This exercise calls for an exact copy of the listing, with no pictures kept.

#### Recorded data
################

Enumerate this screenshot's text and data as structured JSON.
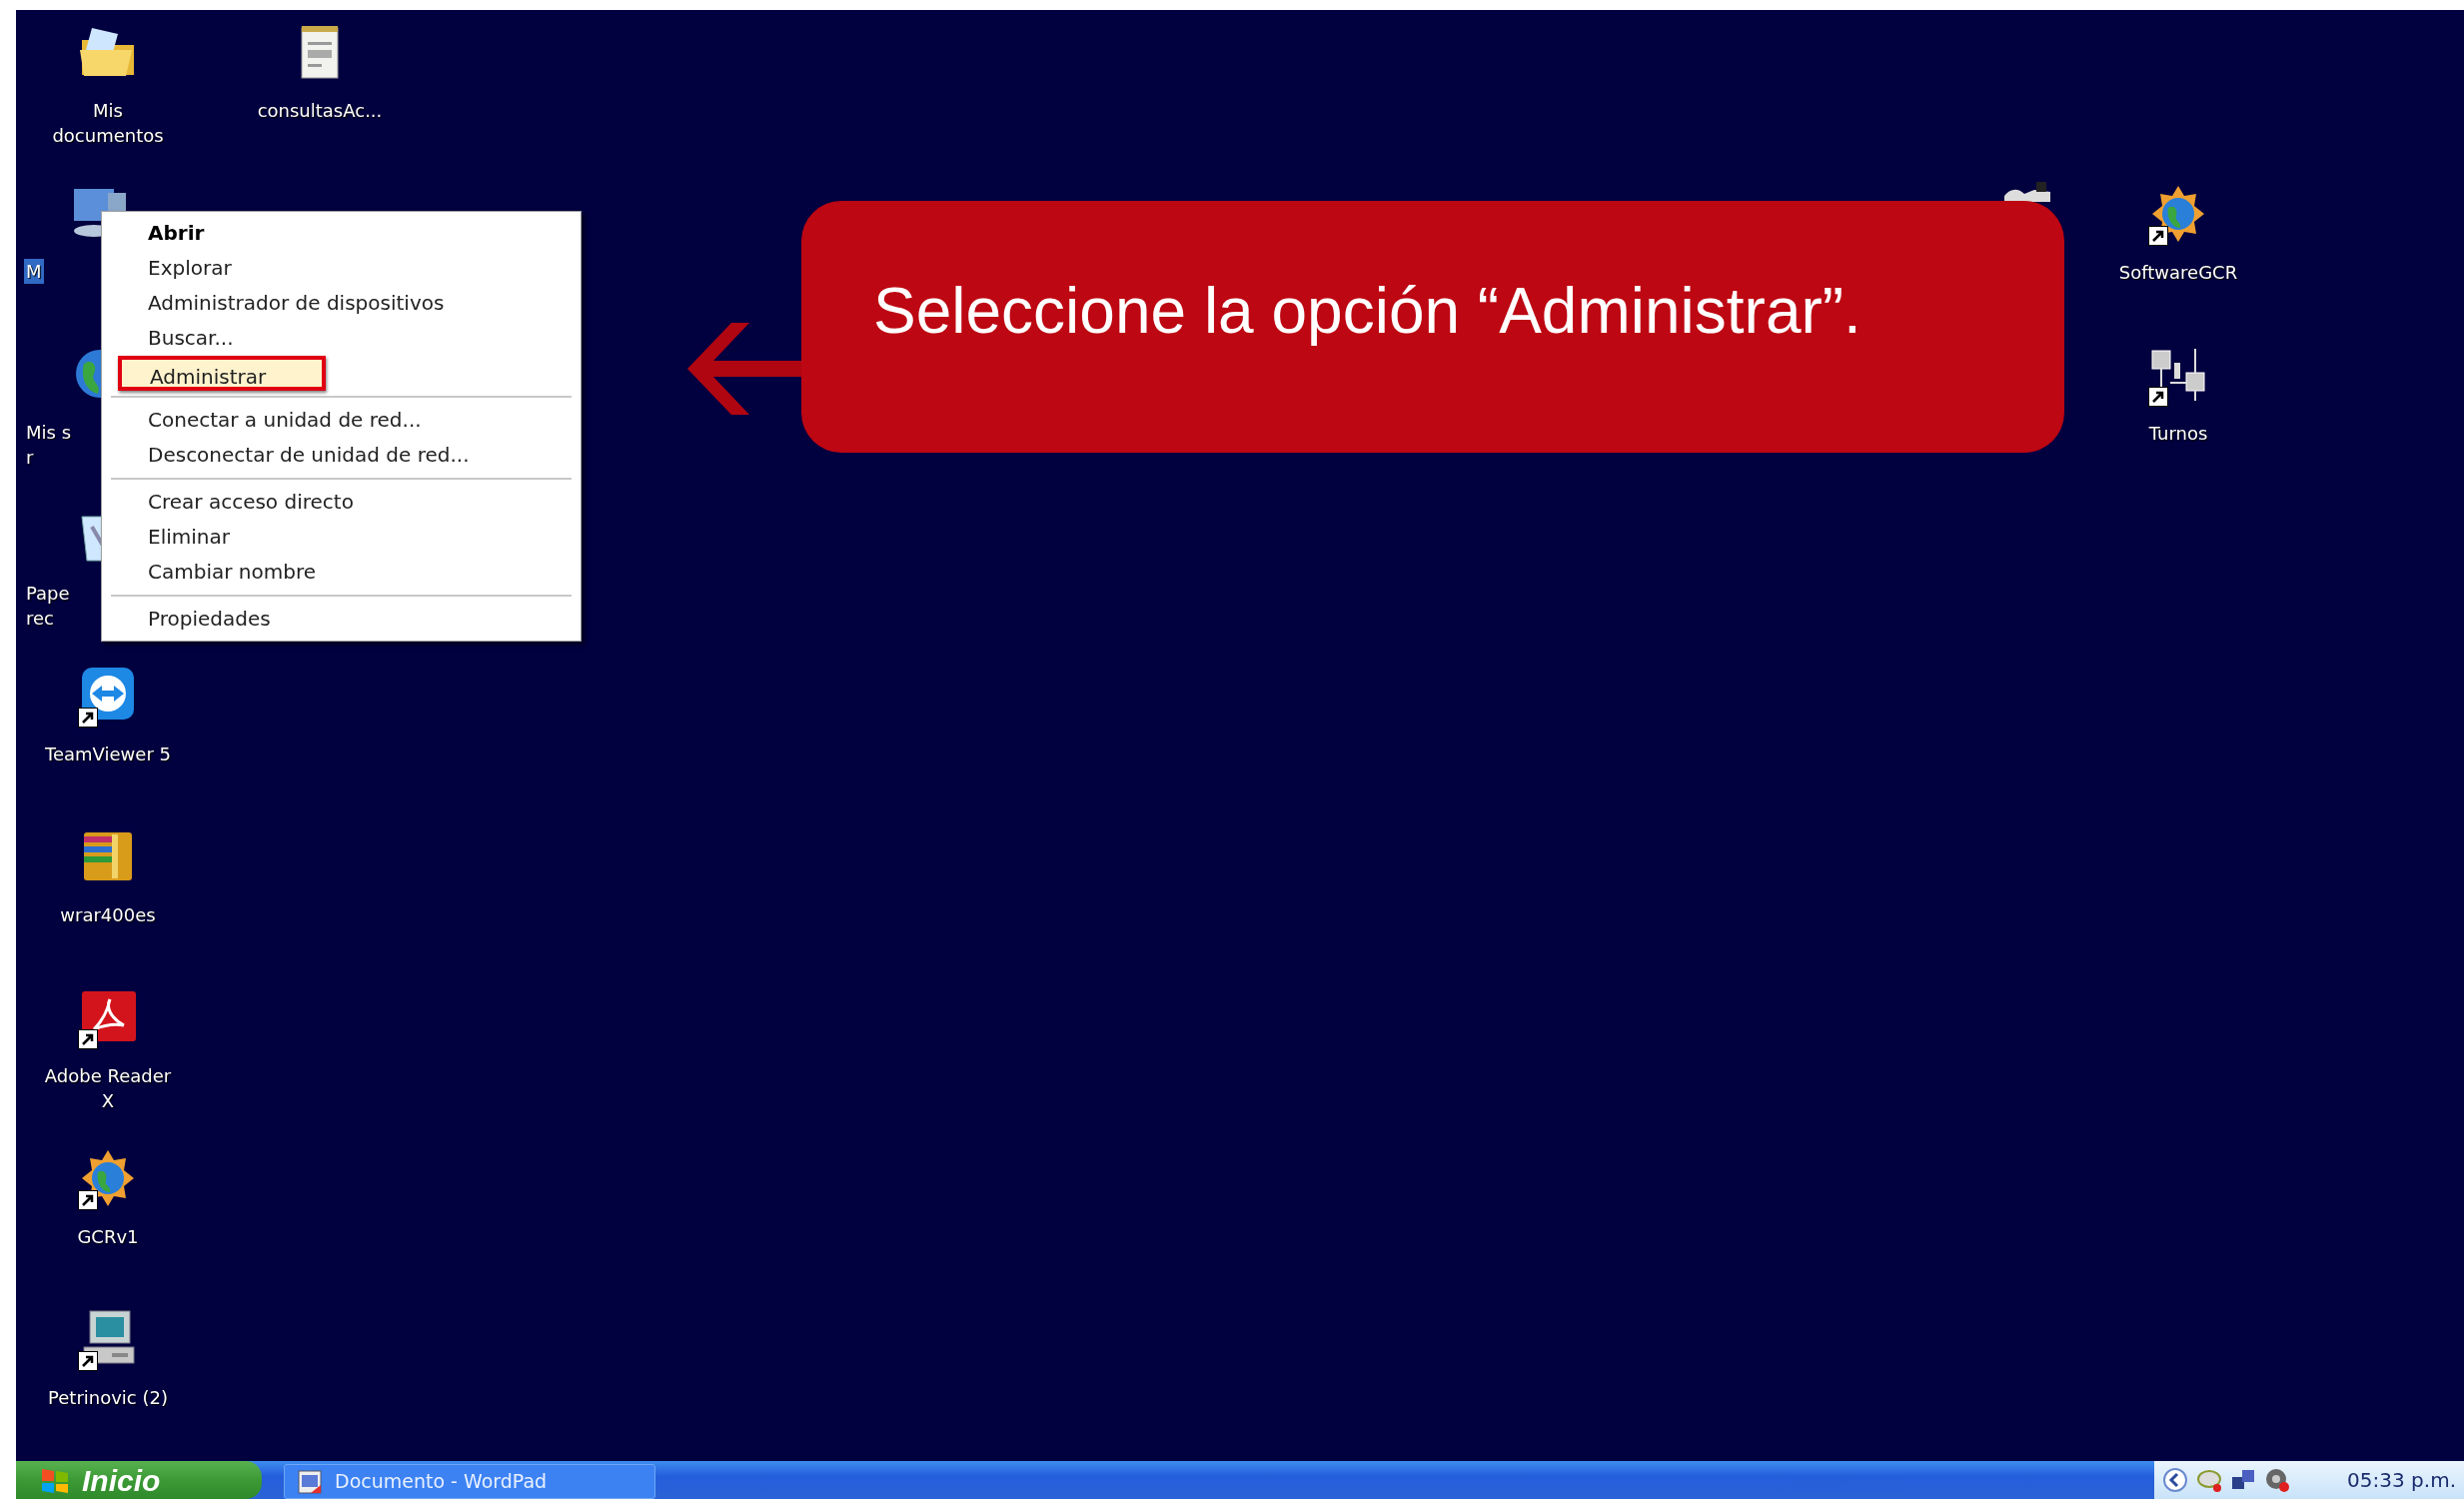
{
  "desktop": {
    "icons_left": [
      {
        "kind": "folder",
        "lines": [
          "Mis",
          "documentos"
        ],
        "selected": false,
        "covered": false
      },
      {
        "kind": "computer",
        "lines": [
          "M"
        ],
        "selected": true,
        "covered": true
      },
      {
        "kind": "globe",
        "lines": [
          "Mis s",
          "r"
        ],
        "selected": false,
        "covered": true
      },
      {
        "kind": "recycle",
        "lines": [
          "Pape",
          "rec"
        ],
        "selected": false,
        "covered": true
      },
      {
        "kind": "teamviewer",
        "lines": [
          "TeamViewer 5"
        ],
        "selected": false,
        "shortcut": true,
        "covered": false
      },
      {
        "kind": "archive",
        "lines": [
          "wrar400es"
        ],
        "selected": false,
        "covered": false
      },
      {
        "kind": "pdf",
        "lines": [
          "Adobe Reader",
          "X"
        ],
        "selected": false,
        "shortcut": true,
        "covered": false
      },
      {
        "kind": "gcr",
        "lines": [
          "GCRv1"
        ],
        "selected": false,
        "shortcut": true,
        "covered": false
      },
      {
        "kind": "pc",
        "lines": [
          "Petrinovic (2)"
        ],
        "selected": false,
        "shortcut": true,
        "covered": false
      }
    ],
    "icons_top": [
      {
        "kind": "notepad",
        "lines": [
          "consultasAc..."
        ],
        "selected": false,
        "covered": false
      }
    ],
    "icons_right": [
      {
        "kind": "gcr",
        "lines": [
          "SoftwareGCR"
        ],
        "selected": false,
        "shortcut": true,
        "covered": false
      },
      {
        "kind": "network",
        "lines": [
          "Turnos"
        ],
        "selected": false,
        "shortcut": true,
        "covered": false
      }
    ],
    "icons_hidden": [
      {
        "kind": "machine",
        "selected": false,
        "covered": true
      }
    ]
  },
  "context_menu": {
    "sections": [
      {
        "items": [
          {
            "label": "Abrir",
            "default": true,
            "marked": false
          },
          {
            "label": "Explorar",
            "default": false,
            "marked": false
          },
          {
            "label": "Administrador de dispositivos",
            "default": false,
            "marked": false
          },
          {
            "label": "Buscar...",
            "default": false,
            "marked": false
          },
          {
            "label": "Administrar",
            "default": false,
            "marked": true
          }
        ]
      },
      {
        "items": [
          {
            "label": "Conectar a unidad de red...",
            "default": false,
            "marked": false
          },
          {
            "label": "Desconectar de unidad de red...",
            "default": false,
            "marked": false
          }
        ]
      },
      {
        "items": [
          {
            "label": "Crear acceso directo",
            "default": false,
            "marked": false
          },
          {
            "label": "Eliminar",
            "default": false,
            "marked": false
          },
          {
            "label": "Cambiar nombre",
            "default": false,
            "marked": false
          }
        ]
      },
      {
        "items": [
          {
            "label": "Propiedades",
            "default": false,
            "marked": false
          }
        ]
      }
    ]
  },
  "callout": {
    "text": "Seleccione la opción “Administrar”."
  },
  "taskbar": {
    "start_button": {
      "label": "Inicio"
    },
    "tasks": [
      {
        "label": "Documento - WordPad",
        "selected": false
      }
    ],
    "clock": "05:33 p.m."
  }
}
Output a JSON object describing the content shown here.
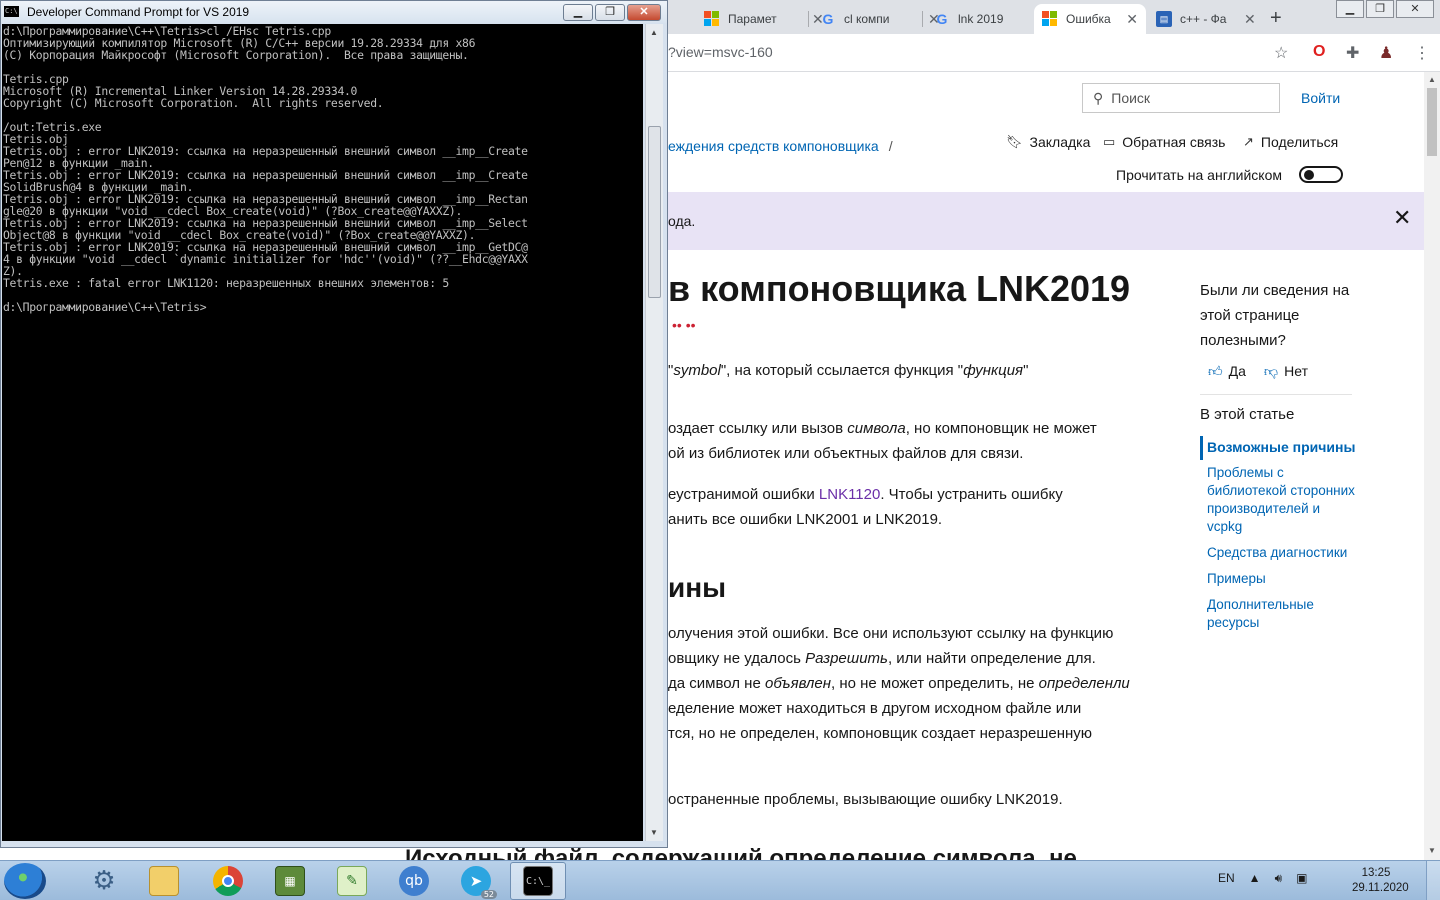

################

#### Solution to this task
Enumerate this screenshot's text and data as structured JSON.
{
  "desktop": {
    "icons_left": [
      {
        "kind": "folder",
        "lines": [
          "Mis",
          "documentos"
        ],
        "selected": false,
        "covered": false
      },
      {
        "kind": "computer",
        "lines": [
          "M"
        ],
        "selected": true,
        "covered": true
      },
      {
        "kind": "globe",
        "lines": [
          "Mis s",
          "r"
        ],
        "selected": false,
        "covered": true
      },
      {
        "kind": "recycle",
        "lines": [
          "Pape",
          "rec"
        ],
        "selected": false,
        "covered": true
      },
      {
        "kind": "teamviewer",
        "lines": [
          "TeamViewer 5"
        ],
        "selected": false,
        "shortcut": true,
        "covered": false
      },
      {
        "kind": "archive",
        "lines": [
          "wrar400es"
        ],
        "selected": false,
        "covered": false
      },
      {
        "kind": "pdf",
        "lines": [
          "Adobe Reader",
          "X"
        ],
        "selected": false,
        "shortcut": true,
        "covered": false
      },
      {
        "kind": "gcr",
        "lines": [
          "GCRv1"
        ],
        "selected": false,
        "shortcut": true,
        "covered": false
      },
      {
        "kind": "pc",
        "lines": [
          "Petrinovic (2)"
        ],
        "selected": false,
        "shortcut": true,
        "covered": false
      }
    ],
    "icons_top": [
      {
        "kind": "notepad",
        "lines": [
          "consultasAc..."
        ],
        "selected": false,
        "covered": false
      }
    ],
    "icons_right": [
      {
        "kind": "gcr",
        "lines": [
          "SoftwareGCR"
        ],
        "selected": false,
        "shortcut": true,
        "covered": false
      },
      {
        "kind": "network",
        "lines": [
          "Turnos"
        ],
        "selected": false,
        "shortcut": true,
        "covered": false
      }
    ],
    "icons_hidden": [
      {
        "kind": "machine",
        "selected": false,
        "covered": true
      }
    ]
  },
  "context_menu": {
    "sections": [
      {
        "items": [
          {
            "label": "Abrir",
            "default": true,
            "marked": false
          },
          {
            "label": "Explorar",
            "default": false,
            "marked": false
          },
          {
            "label": "Administrador de dispositivos",
            "default": false,
            "marked": false
          },
          {
            "label": "Buscar...",
            "default": false,
            "marked": false
          },
          {
            "label": "Administrar",
            "default": false,
            "marked": true
          }
        ]
      },
      {
        "items": [
          {
            "label": "Conectar a unidad de red...",
            "default": false,
            "marked": false
          },
          {
            "label": "Desconectar de unidad de red...",
            "default": false,
            "marked": false
          }
        ]
      },
      {
        "items": [
          {
            "label": "Crear acceso directo",
            "default": false,
            "marked": false
          },
          {
            "label": "Eliminar",
            "default": false,
            "marked": false
          },
          {
            "label": "Cambiar nombre",
            "default": false,
            "marked": false
          }
        ]
      },
      {
        "items": [
          {
            "label": "Propiedades",
            "default": false,
            "marked": false
          }
        ]
      }
    ]
  },
  "callout": {
    "text": "Seleccione la opción “Administrar”."
  },
  "taskbar": {
    "start_button": {
      "label": "Inicio"
    },
    "tasks": [
      {
        "label": "Documento - WordPad",
        "selected": false
      }
    ],
    "clock": "05:33 p.m."
  }
}
Output a JSON object describing the content shown here.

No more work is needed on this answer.